All of the data below should be repeated exactly. Pictures should not be included.

Task data —

***

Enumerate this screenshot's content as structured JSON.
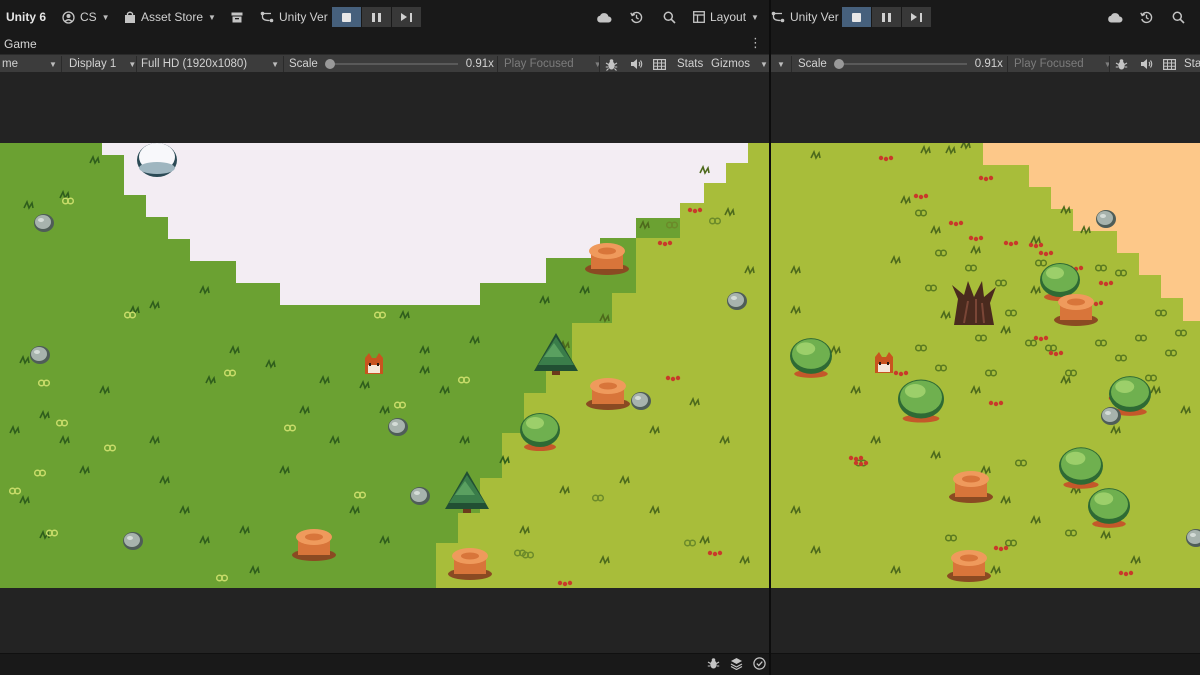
{
  "left": {
    "app_title": "Unity 6",
    "account": "CS",
    "asset_store": "Asset Store",
    "version_control": "Unity Ver",
    "layout": "Layout",
    "tab": "Game",
    "game_bar": {
      "mode": "me",
      "display": "Display 1",
      "resolution": "Full HD (1920x1080)",
      "scale_label": "Scale",
      "scale_value": "0.91x",
      "play_mode": "Play Focused",
      "stats": "Stats",
      "gizmos": "Gizmos"
    }
  },
  "right": {
    "version_control": "Unity Ver",
    "game_bar": {
      "scale_label": "Scale",
      "scale_value": "0.91x",
      "play_mode": "Play Focused",
      "stats": "Sta"
    }
  },
  "icons": {
    "account": "account-icon",
    "store": "bag-icon",
    "archive": "archive-icon",
    "vcs": "branch-icon",
    "cloud": "cloud-icon",
    "history": "history-icon",
    "search": "search-icon",
    "layout": "layout-icon",
    "bug": "bug-icon",
    "audio": "speaker-icon",
    "grid": "grid-icon"
  },
  "colors": {
    "play_active": "#46607c",
    "grass_dark": "#6ba132",
    "grass_light": "#a8bd3a",
    "snow": "#f3edf3",
    "sand": "#fdc889"
  }
}
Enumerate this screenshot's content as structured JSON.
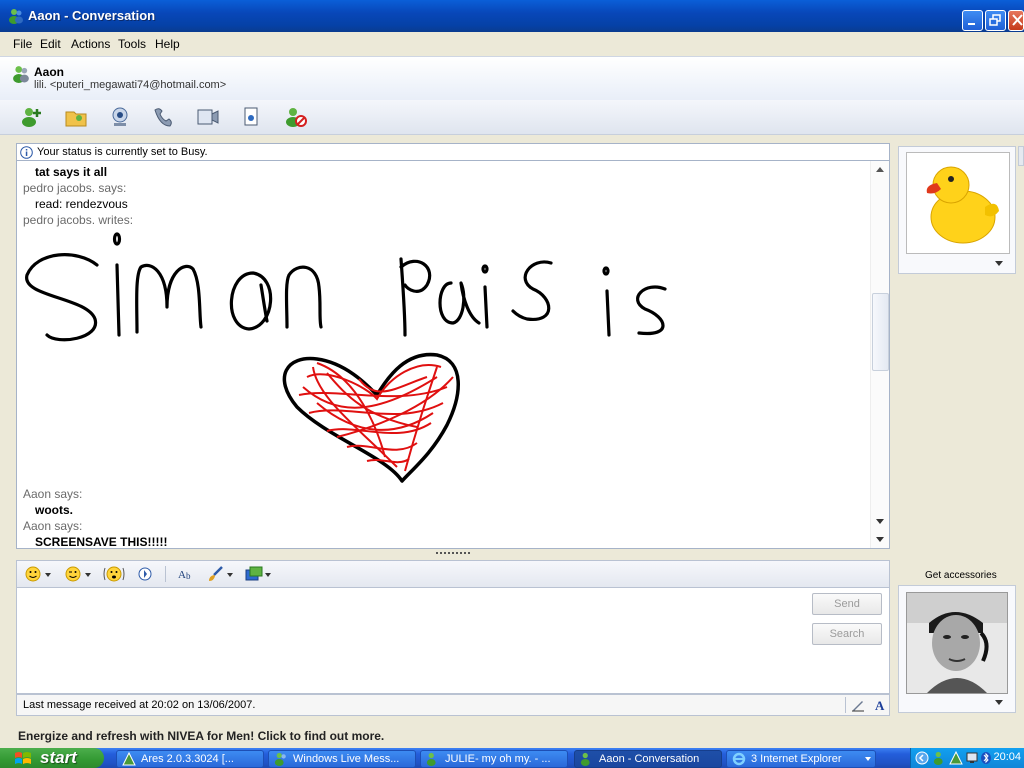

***

Exercise result —
Enumerate this screenshot's content as structured JSON.
{
  "left": {
    "app_title": "Unity 6",
    "account": "CS",
    "asset_store": "Asset Store",
    "version_control": "Unity Ver",
    "layout": "Layout",
    "tab": "Game",
    "game_bar": {
      "mode": "me",
      "display": "Display 1",
      "resolution": "Full HD (1920x1080)",
      "scale_label": "Scale",
      "scale_value": "0.91x",
      "play_mode": "Play Focused",
      "stats": "Stats",
      "gizmos": "Gizmos"
    }
  },
  "right": {
    "version_control": "Unity Ver",
    "game_bar": {
      "scale_label": "Scale",
      "scale_value": "0.91x",
      "play_mode": "Play Focused",
      "stats": "Sta"
    }
  },
  "icons": {
    "account": "account-icon",
    "store": "bag-icon",
    "archive": "archive-icon",
    "vcs": "branch-icon",
    "cloud": "cloud-icon",
    "history": "history-icon",
    "search": "search-icon",
    "layout": "layout-icon",
    "bug": "bug-icon",
    "audio": "speaker-icon",
    "grid": "grid-icon"
  },
  "colors": {
    "play_active": "#46607c",
    "grass_dark": "#6ba132",
    "grass_light": "#a8bd3a",
    "snow": "#f3edf3",
    "sand": "#fdc889"
  }
}
Enumerate this screenshot's content as structured JSON.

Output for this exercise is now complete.